- _Assigned task_
Please reproduce the data in full, exactly as it stands.

(Stored items)

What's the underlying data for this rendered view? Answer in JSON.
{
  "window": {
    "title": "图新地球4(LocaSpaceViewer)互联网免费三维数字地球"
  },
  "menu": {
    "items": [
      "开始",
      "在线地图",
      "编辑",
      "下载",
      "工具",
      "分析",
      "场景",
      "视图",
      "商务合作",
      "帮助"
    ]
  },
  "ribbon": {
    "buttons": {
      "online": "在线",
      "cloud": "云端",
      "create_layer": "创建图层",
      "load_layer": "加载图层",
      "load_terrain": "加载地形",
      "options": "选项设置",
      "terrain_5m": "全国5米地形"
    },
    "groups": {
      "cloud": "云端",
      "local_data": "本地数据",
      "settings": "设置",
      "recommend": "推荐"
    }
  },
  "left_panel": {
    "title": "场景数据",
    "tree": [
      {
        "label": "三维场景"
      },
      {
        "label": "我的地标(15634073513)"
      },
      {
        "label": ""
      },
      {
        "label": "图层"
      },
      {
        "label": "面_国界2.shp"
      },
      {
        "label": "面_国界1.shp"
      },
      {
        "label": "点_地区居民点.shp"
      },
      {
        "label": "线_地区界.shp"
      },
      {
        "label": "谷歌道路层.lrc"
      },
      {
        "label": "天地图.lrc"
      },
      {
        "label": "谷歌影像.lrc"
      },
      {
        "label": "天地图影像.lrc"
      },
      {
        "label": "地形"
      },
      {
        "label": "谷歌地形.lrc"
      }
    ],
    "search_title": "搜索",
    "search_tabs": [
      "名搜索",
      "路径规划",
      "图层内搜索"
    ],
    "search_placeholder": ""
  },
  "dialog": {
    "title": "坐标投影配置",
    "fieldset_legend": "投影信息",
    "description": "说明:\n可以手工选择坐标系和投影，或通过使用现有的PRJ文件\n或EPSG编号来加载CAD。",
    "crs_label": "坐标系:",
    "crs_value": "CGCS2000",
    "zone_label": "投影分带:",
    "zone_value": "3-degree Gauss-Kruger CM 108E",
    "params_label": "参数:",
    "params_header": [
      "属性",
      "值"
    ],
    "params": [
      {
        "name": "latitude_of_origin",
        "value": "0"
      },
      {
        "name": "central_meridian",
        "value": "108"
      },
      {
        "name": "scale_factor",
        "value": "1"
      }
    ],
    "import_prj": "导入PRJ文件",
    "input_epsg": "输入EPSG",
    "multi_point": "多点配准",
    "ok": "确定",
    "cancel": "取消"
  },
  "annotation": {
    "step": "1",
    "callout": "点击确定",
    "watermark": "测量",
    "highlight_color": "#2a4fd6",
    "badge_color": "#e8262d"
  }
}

- _Response below_
What's the underlying data for this rendered view? Answer in JSON.
{
  "window": {
    "title": "图新地球4(LocaSpaceViewer)互联网免费三维数字地球"
  },
  "menu": {
    "items": [
      "开始",
      "在线地图",
      "编辑",
      "下载",
      "工具",
      "分析",
      "场景",
      "视图",
      "商务合作",
      "帮助"
    ]
  },
  "ribbon": {
    "buttons": {
      "online": "在线",
      "cloud": "云端",
      "create_layer": "创建图层",
      "load_layer": "加载图层",
      "load_terrain": "加载地形",
      "options": "选项设置",
      "terrain_5m": "全国5米地形"
    },
    "groups": {
      "cloud": "云端",
      "local_data": "本地数据",
      "settings": "设置",
      "recommend": "推荐"
    }
  },
  "left_panel": {
    "title": "场景数据",
    "tree": [
      {
        "label": "三维场景"
      },
      {
        "label": "我的地标(15634073513)"
      },
      {
        "label": ""
      },
      {
        "label": "图层"
      },
      {
        "label": "面_国界2.shp"
      },
      {
        "label": "面_国界1.shp"
      },
      {
        "label": "点_地区居民点.shp"
      },
      {
        "label": "线_地区界.shp"
      },
      {
        "label": "谷歌道路层.lrc"
      },
      {
        "label": "天地图.lrc"
      },
      {
        "label": "谷歌影像.lrc"
      },
      {
        "label": "天地图影像.lrc"
      },
      {
        "label": "地形"
      },
      {
        "label": "谷歌地形.lrc"
      }
    ],
    "search_title": "搜索",
    "search_tabs": [
      "名搜索",
      "路径规划",
      "图层内搜索"
    ],
    "search_placeholder": ""
  },
  "dialog": {
    "title": "坐标投影配置",
    "fieldset_legend": "投影信息",
    "description": "说明:\n可以手工选择坐标系和投影，或通过使用现有的PRJ文件\n或EPSG编号来加载CAD。",
    "crs_label": "坐标系:",
    "crs_value": "CGCS2000",
    "zone_label": "投影分带:",
    "zone_value": "3-degree Gauss-Kruger CM 108E",
    "params_label": "参数:",
    "params_header": [
      "属性",
      "值"
    ],
    "params": [
      {
        "name": "latitude_of_origin",
        "value": "0"
      },
      {
        "name": "central_meridian",
        "value": "108"
      },
      {
        "name": "scale_factor",
        "value": "1"
      }
    ],
    "import_prj": "导入PRJ文件",
    "input_epsg": "输入EPSG",
    "multi_point": "多点配准",
    "ok": "确定",
    "cancel": "取消"
  },
  "annotation": {
    "step": "1",
    "callout": "点击确定",
    "watermark": "测量",
    "highlight_color": "#2a4fd6",
    "badge_color": "#e8262d"
  }
}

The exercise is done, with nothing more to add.